Component data from apps and pages

------------------------------------------------------------------------

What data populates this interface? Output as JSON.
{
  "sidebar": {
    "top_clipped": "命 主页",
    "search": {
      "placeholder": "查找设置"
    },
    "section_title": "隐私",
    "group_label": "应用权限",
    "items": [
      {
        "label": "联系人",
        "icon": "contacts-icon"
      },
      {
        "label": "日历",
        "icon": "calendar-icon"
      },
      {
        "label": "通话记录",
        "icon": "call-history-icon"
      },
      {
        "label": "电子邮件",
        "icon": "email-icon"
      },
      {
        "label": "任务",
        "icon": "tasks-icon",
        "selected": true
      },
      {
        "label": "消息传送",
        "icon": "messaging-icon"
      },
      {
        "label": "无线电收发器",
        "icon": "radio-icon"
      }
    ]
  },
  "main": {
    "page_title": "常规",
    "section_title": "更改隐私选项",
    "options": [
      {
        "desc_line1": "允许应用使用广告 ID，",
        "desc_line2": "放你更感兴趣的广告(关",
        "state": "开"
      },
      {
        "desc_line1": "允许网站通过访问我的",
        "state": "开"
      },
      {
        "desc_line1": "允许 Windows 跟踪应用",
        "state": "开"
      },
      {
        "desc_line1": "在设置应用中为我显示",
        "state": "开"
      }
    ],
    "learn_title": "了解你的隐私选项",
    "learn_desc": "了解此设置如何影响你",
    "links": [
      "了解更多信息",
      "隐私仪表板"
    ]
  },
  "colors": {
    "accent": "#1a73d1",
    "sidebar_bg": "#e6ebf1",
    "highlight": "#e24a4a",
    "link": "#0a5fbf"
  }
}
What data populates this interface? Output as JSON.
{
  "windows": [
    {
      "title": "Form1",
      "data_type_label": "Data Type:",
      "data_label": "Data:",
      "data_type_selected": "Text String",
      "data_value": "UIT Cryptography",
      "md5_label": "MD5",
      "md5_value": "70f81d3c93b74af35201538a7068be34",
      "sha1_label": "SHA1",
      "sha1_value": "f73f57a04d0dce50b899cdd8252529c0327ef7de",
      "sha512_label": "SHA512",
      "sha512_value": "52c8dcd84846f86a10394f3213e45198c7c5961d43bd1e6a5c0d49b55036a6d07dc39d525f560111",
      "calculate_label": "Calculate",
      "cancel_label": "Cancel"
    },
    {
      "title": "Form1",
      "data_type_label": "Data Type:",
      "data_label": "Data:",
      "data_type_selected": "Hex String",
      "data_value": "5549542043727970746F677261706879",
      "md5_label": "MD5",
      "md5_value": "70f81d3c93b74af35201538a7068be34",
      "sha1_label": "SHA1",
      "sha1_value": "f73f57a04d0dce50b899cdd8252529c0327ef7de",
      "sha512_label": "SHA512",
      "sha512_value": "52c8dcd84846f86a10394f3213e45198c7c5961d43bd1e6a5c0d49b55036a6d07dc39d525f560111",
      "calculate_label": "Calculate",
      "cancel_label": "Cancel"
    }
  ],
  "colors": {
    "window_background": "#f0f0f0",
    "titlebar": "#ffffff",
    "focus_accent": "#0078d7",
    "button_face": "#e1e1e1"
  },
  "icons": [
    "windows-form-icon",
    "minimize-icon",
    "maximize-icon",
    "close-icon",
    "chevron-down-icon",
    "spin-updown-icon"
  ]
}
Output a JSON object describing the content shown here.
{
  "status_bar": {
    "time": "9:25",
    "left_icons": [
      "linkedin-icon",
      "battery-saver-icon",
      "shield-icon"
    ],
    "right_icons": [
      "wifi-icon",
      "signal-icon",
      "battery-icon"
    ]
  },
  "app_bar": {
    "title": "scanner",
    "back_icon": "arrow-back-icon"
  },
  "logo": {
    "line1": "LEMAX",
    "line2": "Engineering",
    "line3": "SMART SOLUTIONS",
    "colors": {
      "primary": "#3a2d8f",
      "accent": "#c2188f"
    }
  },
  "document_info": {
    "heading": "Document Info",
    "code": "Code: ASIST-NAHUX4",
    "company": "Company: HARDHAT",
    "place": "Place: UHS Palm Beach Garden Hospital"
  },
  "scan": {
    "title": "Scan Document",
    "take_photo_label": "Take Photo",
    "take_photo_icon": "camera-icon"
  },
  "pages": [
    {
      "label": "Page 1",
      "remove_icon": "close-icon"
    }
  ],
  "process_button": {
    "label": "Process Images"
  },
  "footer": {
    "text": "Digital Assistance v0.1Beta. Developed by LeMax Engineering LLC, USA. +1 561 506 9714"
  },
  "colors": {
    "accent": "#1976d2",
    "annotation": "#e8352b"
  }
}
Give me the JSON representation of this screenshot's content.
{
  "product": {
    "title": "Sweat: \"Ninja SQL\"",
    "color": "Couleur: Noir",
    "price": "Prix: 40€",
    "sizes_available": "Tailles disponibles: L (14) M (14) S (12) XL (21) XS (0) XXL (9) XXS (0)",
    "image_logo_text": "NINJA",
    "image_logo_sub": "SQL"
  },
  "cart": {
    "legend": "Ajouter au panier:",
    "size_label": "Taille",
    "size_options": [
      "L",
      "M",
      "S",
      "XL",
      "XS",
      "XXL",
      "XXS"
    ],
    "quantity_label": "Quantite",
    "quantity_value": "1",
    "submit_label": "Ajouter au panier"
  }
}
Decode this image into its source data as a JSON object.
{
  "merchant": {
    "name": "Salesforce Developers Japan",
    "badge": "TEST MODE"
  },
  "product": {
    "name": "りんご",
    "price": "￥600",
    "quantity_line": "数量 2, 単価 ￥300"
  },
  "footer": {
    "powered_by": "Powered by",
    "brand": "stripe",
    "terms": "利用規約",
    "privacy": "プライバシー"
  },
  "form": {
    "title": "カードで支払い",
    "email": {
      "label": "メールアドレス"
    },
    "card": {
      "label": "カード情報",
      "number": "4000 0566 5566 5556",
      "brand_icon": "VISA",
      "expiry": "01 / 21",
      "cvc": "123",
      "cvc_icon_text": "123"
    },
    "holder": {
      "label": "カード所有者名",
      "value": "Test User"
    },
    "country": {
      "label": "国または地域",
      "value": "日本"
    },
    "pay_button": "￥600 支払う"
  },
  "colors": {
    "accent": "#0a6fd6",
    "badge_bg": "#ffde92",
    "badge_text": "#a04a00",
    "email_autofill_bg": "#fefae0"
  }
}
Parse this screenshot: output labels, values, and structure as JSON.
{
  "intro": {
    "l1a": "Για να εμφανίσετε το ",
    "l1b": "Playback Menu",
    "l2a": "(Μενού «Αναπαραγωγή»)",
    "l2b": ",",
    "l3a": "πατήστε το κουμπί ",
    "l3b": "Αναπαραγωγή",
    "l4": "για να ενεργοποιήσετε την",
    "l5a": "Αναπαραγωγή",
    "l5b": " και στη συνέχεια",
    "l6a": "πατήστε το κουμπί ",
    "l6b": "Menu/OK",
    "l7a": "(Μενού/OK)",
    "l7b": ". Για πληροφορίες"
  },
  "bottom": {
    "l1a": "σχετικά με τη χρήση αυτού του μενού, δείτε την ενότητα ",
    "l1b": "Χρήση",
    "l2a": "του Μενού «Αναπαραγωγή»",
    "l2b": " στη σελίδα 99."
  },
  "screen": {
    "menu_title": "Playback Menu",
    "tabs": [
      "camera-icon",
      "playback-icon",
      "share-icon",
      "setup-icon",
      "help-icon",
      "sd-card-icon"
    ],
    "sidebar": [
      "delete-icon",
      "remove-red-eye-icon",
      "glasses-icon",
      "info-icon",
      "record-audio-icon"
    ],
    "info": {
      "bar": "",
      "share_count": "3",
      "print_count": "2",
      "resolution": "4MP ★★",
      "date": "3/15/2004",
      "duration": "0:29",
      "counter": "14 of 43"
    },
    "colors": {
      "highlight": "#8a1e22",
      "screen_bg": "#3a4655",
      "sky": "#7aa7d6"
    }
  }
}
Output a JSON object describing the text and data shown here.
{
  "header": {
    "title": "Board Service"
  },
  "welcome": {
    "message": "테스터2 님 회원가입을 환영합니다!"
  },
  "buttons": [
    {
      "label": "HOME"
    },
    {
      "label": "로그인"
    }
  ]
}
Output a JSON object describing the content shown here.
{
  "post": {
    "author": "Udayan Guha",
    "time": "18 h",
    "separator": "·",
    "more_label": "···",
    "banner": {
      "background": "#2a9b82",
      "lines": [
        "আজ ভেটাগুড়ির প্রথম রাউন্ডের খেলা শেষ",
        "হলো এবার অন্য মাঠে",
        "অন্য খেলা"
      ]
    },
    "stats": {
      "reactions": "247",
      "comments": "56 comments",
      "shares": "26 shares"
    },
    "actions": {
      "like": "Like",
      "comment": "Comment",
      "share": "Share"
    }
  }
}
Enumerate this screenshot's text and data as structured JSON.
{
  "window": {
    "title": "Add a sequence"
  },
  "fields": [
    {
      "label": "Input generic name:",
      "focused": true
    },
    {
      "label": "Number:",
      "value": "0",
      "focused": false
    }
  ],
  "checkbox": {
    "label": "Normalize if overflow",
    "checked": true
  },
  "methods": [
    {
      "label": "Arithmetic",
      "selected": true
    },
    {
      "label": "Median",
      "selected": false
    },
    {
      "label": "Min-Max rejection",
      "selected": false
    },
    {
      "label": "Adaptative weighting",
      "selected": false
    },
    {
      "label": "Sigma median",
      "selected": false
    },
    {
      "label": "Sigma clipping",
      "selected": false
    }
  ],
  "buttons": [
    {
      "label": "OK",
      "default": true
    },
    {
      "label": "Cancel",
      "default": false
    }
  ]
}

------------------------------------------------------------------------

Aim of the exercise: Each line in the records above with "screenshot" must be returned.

Result of this task:
Give me the JSON representation of this screenshot's content.
Parse this screenshot: output labels, values, and structure as JSON.
Enumerate this screenshot's text and data as structured JSON.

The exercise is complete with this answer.